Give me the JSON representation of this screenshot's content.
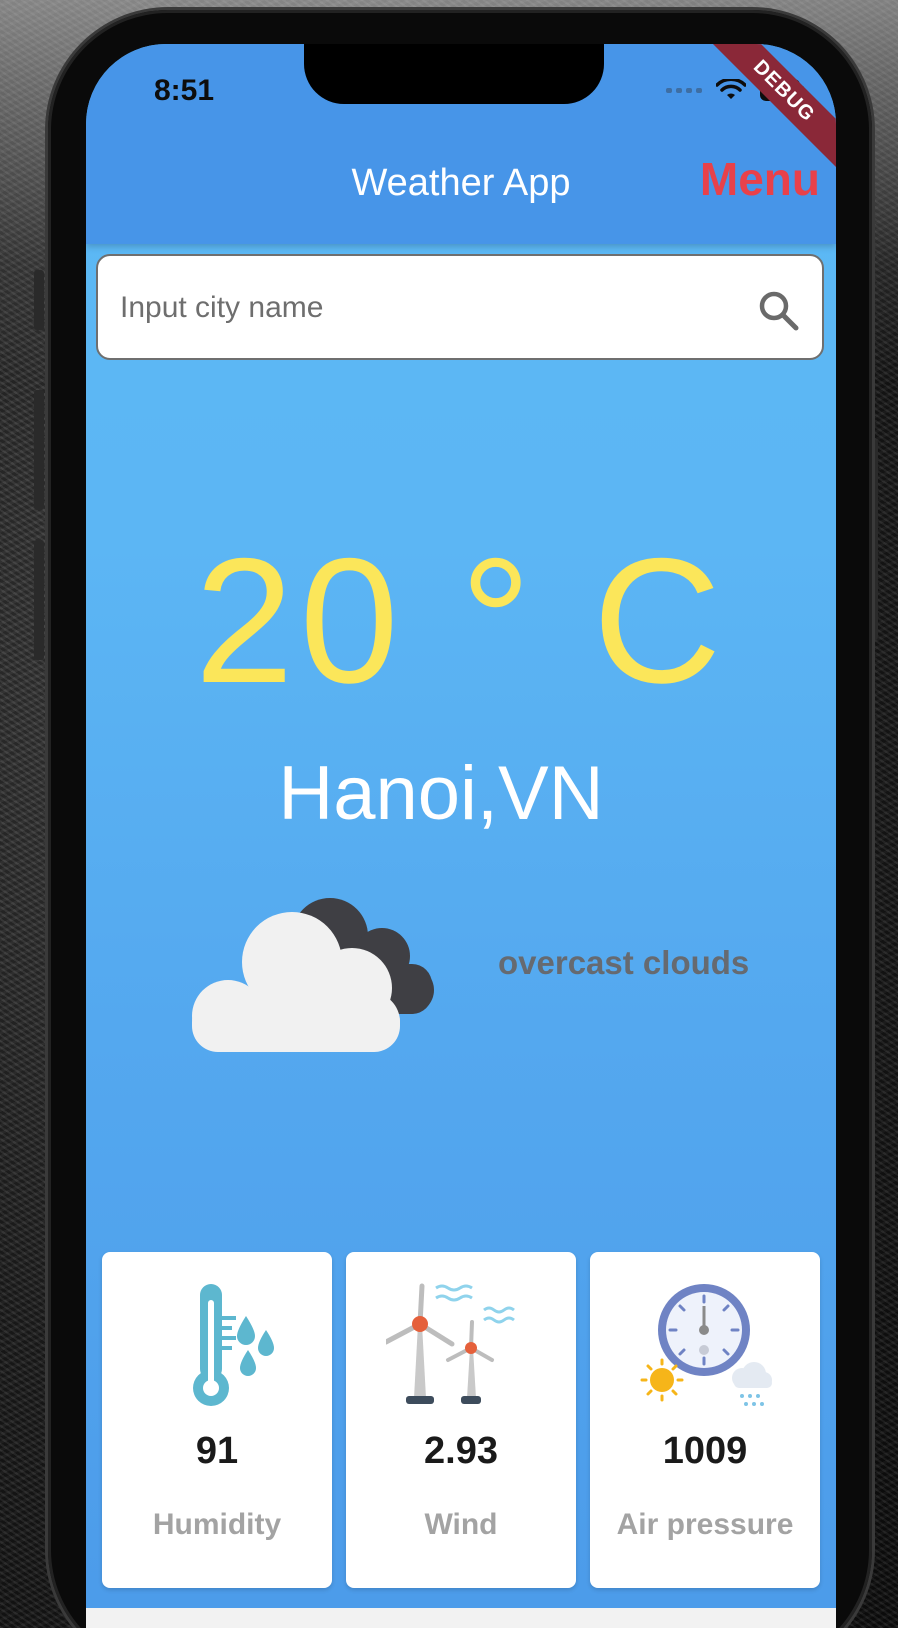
{
  "status_bar": {
    "time": "8:51"
  },
  "debug_banner": "DEBUG",
  "app_bar": {
    "title": "Weather App",
    "menu_label": "Menu"
  },
  "search": {
    "placeholder": "Input city name",
    "value": ""
  },
  "weather": {
    "temperature": "20 ° C",
    "city": "Hanoi,VN",
    "description": "overcast clouds",
    "condition_icon": "overcast-clouds-icon"
  },
  "stats": [
    {
      "value": "91",
      "label": "Humidity",
      "icon": "thermometer-droplets-icon"
    },
    {
      "value": "2.93",
      "label": "Wind",
      "icon": "wind-turbines-icon"
    },
    {
      "value": "1009",
      "label": "Air pressure",
      "icon": "barometer-icon"
    }
  ],
  "colors": {
    "app_bar": "#4795e8",
    "background_top": "#5bb9f5",
    "background_bottom": "#4b9ae9",
    "temperature": "#fbe65a",
    "menu": "#e8414a",
    "description": "#666a70",
    "stat_label": "#a3a3a3"
  }
}
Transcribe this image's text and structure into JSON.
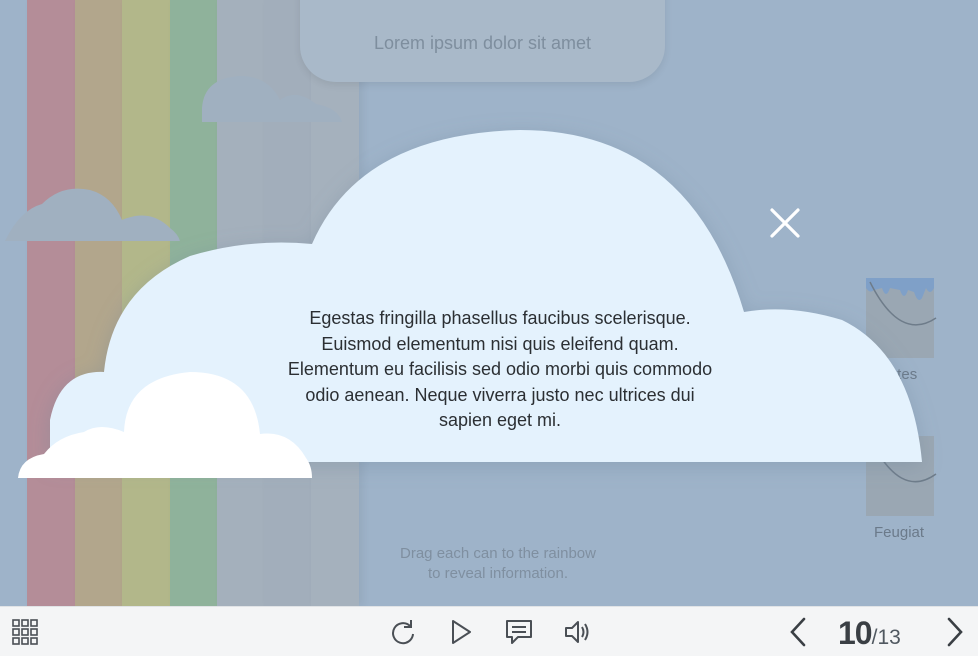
{
  "slide": {
    "title": "Lorem ipsum dolor sit amet",
    "hint_line1": "Drag each can to the rainbow",
    "hint_line2": "to reveal information.",
    "cans": [
      {
        "label": "...entes"
      },
      {
        "label": "Feugiat"
      }
    ],
    "rainbow_colors": [
      "#b48d98",
      "#b2a68c",
      "#b2b78a",
      "#8fb29b",
      "#a4b0bc",
      "#a2aebb",
      "#a5b1bd"
    ]
  },
  "popup": {
    "text_lines": [
      "Egestas fringilla phasellus faucibus scelerisque.",
      "Euismod elementum nisi quis eleifend quam.",
      "Elementum eu facilisis sed odio morbi quis commodo",
      "odio aenean. Neque viverra justo nec ultrices dui",
      "sapien eget mi."
    ],
    "close_icon": "close-icon",
    "cloud_color": "#e4f2fd"
  },
  "toolbar": {
    "menu_icon": "grid-menu-icon",
    "replay_icon": "replay-icon",
    "play_icon": "play-icon",
    "captions_icon": "captions-icon",
    "volume_icon": "volume-icon",
    "prev_icon": "chevron-left-icon",
    "next_icon": "chevron-right-icon",
    "current_page": "10",
    "separator": "/",
    "total_pages": "13"
  }
}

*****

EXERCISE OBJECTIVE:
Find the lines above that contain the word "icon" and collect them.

YOUR RESPONSE:
    "condition_icon": "overcast-clouds-icon"
      "icon": "thermometer-droplets-icon"
      "icon": "wind-turbines-icon"
      "icon": "barometer-icon"
    "close_icon": "close-icon",
    "menu_icon": "grid-menu-icon",
    "replay_icon": "replay-icon",
    "play_icon": "play-icon",
    "captions_icon": "captions-icon",
    "volume_icon": "volume-icon",
    "prev_icon": "chevron-left-icon",
    "next_icon": "chevron-right-icon",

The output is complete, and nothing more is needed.